Task requirements
Please retype the entries below word for word, passing over every picture.

Dataset extract
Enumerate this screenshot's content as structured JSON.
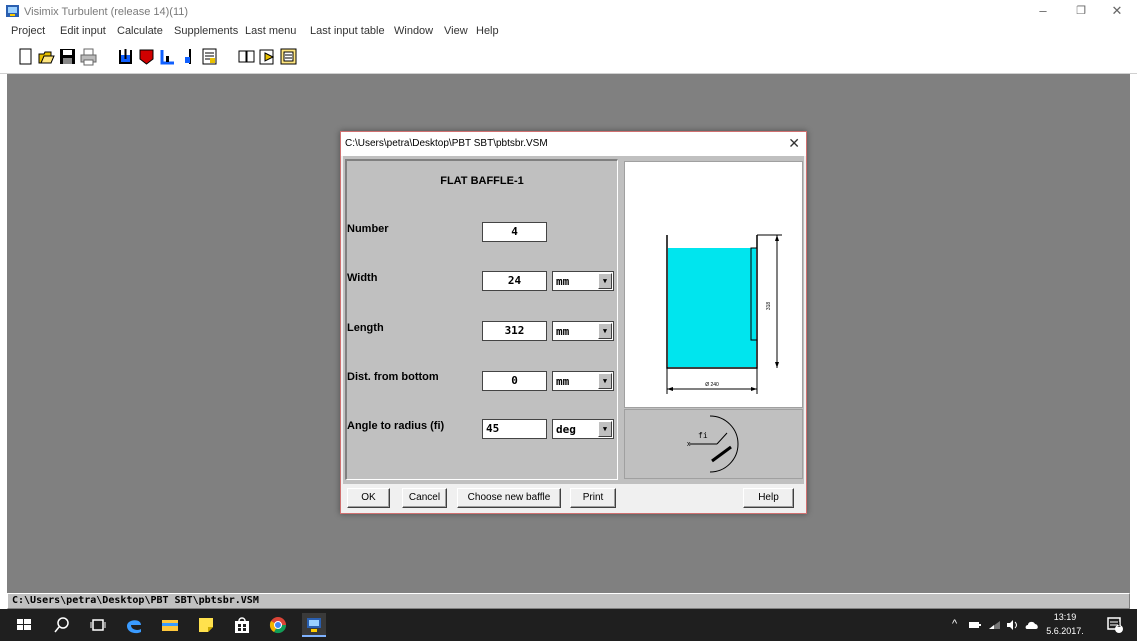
{
  "window": {
    "title": "Visimix Turbulent (release 14)(11)",
    "minimize": "–",
    "maximize": "❐",
    "close": "✕"
  },
  "menu": [
    "Project",
    "Edit input",
    "Calculate",
    "Supplements",
    "Last menu",
    "Last input table",
    "Window",
    "View",
    "Help"
  ],
  "toolbar": {
    "buttons": [
      "new-icon",
      "open-icon",
      "save-icon",
      "print-icon",
      "vessel-icon",
      "baffle-icon",
      "heat-transfer-icon",
      "impeller-icon",
      "table-icon",
      "book-icon",
      "calculate-icon",
      "report-icon"
    ]
  },
  "status": {
    "path": "C:\\Users\\petra\\Desktop\\PBT SBT\\pbtsbr.VSM"
  },
  "dialog": {
    "title": "C:\\Users\\petra\\Desktop\\PBT SBT\\pbtsbr.VSM",
    "close": "✕",
    "heading": "FLAT BAFFLE-1",
    "fields": {
      "number": {
        "label": "Number",
        "value": "4"
      },
      "width": {
        "label": "Width",
        "value": "24",
        "unit": "mm"
      },
      "length": {
        "label": "Length",
        "value": "312",
        "unit": "mm"
      },
      "dist": {
        "label": "Dist. from bottom",
        "value": "0",
        "unit": "mm"
      },
      "angle": {
        "label": "Angle to radius (fi)",
        "value": "45",
        "unit": "deg"
      }
    },
    "diagram": {
      "liquid_color": "#00e5ee",
      "height_label": "318",
      "diameter_label": "Ø 240",
      "angle_label": "fi"
    },
    "buttons": {
      "ok": "OK",
      "cancel": "Cancel",
      "choose": "Choose new baffle",
      "print": "Print",
      "help": "Help"
    }
  },
  "tray": {
    "time": "13:19",
    "date": "5.6.2017.",
    "notification_count": "1"
  }
}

Expected answer
Enumerate this screenshot's content as structured JSON.
{
  "window": {
    "title": "Visimix Turbulent (release 14)(11)",
    "minimize": "–",
    "maximize": "❐",
    "close": "✕"
  },
  "menu": [
    "Project",
    "Edit input",
    "Calculate",
    "Supplements",
    "Last menu",
    "Last input table",
    "Window",
    "View",
    "Help"
  ],
  "toolbar": {
    "buttons": [
      "new-icon",
      "open-icon",
      "save-icon",
      "print-icon",
      "vessel-icon",
      "baffle-icon",
      "heat-transfer-icon",
      "impeller-icon",
      "table-icon",
      "book-icon",
      "calculate-icon",
      "report-icon"
    ]
  },
  "status": {
    "path": "C:\\Users\\petra\\Desktop\\PBT SBT\\pbtsbr.VSM"
  },
  "dialog": {
    "title": "C:\\Users\\petra\\Desktop\\PBT SBT\\pbtsbr.VSM",
    "close": "✕",
    "heading": "FLAT BAFFLE-1",
    "fields": {
      "number": {
        "label": "Number",
        "value": "4"
      },
      "width": {
        "label": "Width",
        "value": "24",
        "unit": "mm"
      },
      "length": {
        "label": "Length",
        "value": "312",
        "unit": "mm"
      },
      "dist": {
        "label": "Dist. from bottom",
        "value": "0",
        "unit": "mm"
      },
      "angle": {
        "label": "Angle to radius (fi)",
        "value": "45",
        "unit": "deg"
      }
    },
    "diagram": {
      "liquid_color": "#00e5ee",
      "height_label": "318",
      "diameter_label": "Ø 240",
      "angle_label": "fi"
    },
    "buttons": {
      "ok": "OK",
      "cancel": "Cancel",
      "choose": "Choose new baffle",
      "print": "Print",
      "help": "Help"
    }
  },
  "tray": {
    "time": "13:19",
    "date": "5.6.2017.",
    "notification_count": "1"
  }
}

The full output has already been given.